Whether you or your organization is thinking about implementing a new sales methodology, technology or training, one key driver for success will be adoption.
In this week’s roundup, we’re focusing on enabling your sales organization through sales training. We’ve included articles on how social selling adoption rates impact quota and why sales training sucks.
In CSO Insights latest article entitled Effective Social Selling Part 2: Adoption Rates Impact Quota Attainment, Tamara Schenk discusses her recent research which looks at the adoption rate of socal selling and the impact it has on sales performance. What she uncovered in her research was that social selling adoption is still a challenge with many organizations as “only 12.9% reported having social selling adoption rates greater than 75%.”
The question you might have is, “well, why does social selling adoption even matter?”
Schenk goes out to detail the correlation between social selling adoption and quota attainment. She found that sales organizations that have low social selling adoption rates actually did not even achieve average performance.
As she looked at the middle range of companies, she found that 60.9% of salespeople achieved quota which is 3.2% higher than the study’s average. Interestingly enough, when social selling adoption rates climb to 75%, quota attainment is at 64.8% which is an improvement of 12%.
The highest adoption rates which are greater than 90% actually lead to a quota attainment improvement of 22.4%.
Recommended Content: The Defintive Guide to Social Selling for Leaders
Schenk’s research has shown that the data doesn’t lie when it correlates the impact of social selling adoption to quota attainment. Although adoption is harder done than said, she advises that “Aligning the social strategies across marketing and sales is a prerequisite and a critical success factor to ensure clarity and consistency.”
Sales training when done correctly can help your sales organization drive incremental results, however, many sales leaders find that some sales trainers miss the mark. In a Forbes article entitled Three Reasons Your Sales Training Isn’t Sticking, Christopher Kingman, Sales Enablement Manager at Transunion, discusses his experience on three reasons many trainings fail and solutions on how to fix it.
The three reason Kingman outlines include:
Kingman explains that incentives or inherent values are lacking with most sales training. Since sales is a performance-driven profession, an inability to address how the seller can benefit from the training is detrimental for success.
As a solution, Kingman recommends “Focus on informing the seller how they can increase their value to the customer, which is critical to their selling ability.”
Kingman illustrates the parallels between sales training and algebra, “Raise a hand if you can remember how to calculate the slope of a line from basic algebra.

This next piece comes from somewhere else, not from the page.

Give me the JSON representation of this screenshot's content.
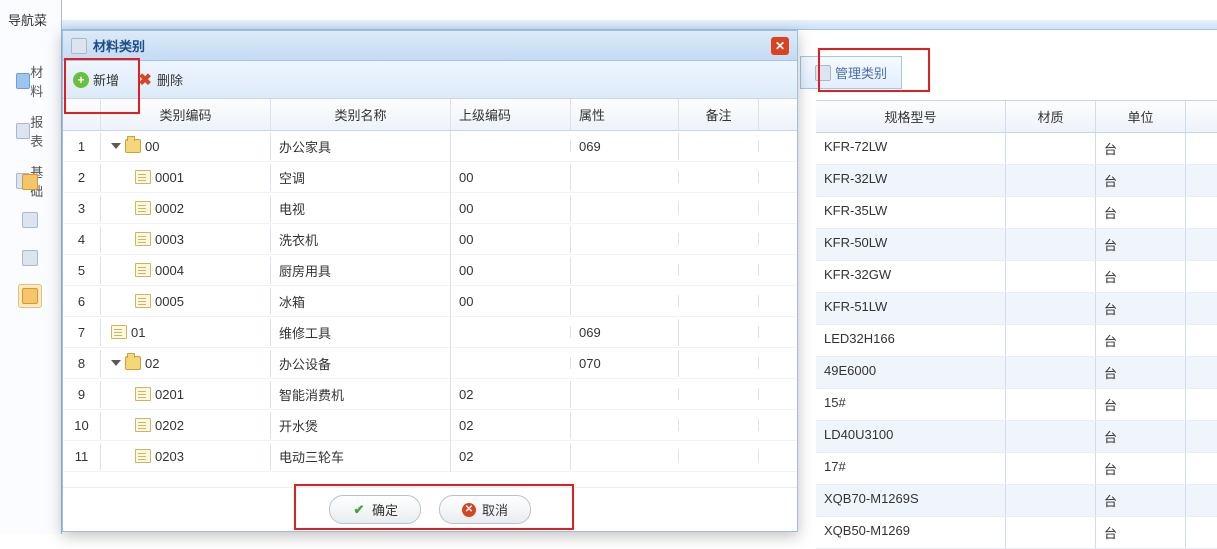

Certainly not me. Why? Because I have never used that skill in real life.” Most sales training solutions fail to demonstrate on these new skills can be applied in specific scenarios.
By providing your sellers with an opportunity to apply what they’ve learned is a great way to reinforce sales training and ensure its stickiness.
One-time sales training events often doesn’t need to many outcomes. Kingman says “continuing to keep the training top of mind is key.”
One way he suggests is to incentivize training. “Incentives do help in ensuring proper learning takes place, or at least enough of it, especially if they are introduced at the beginning of the training,” says Kingman.
Recommended Content: Sales Enablement Spotlight: Best-In-Class Social Selling Vs. Status Quo
With a new year comes an even more audacious revenue goal to hit. How are you and your sales organization preparing yourselves to engage buyers more effectively? Whether it is social selling, sales training or implementing new technology, we hope this week’s roundup really illustrates that results don’t come a one-and-done event. Ensuring proper adoption and stickiness is proven by data to drive sales outcomes.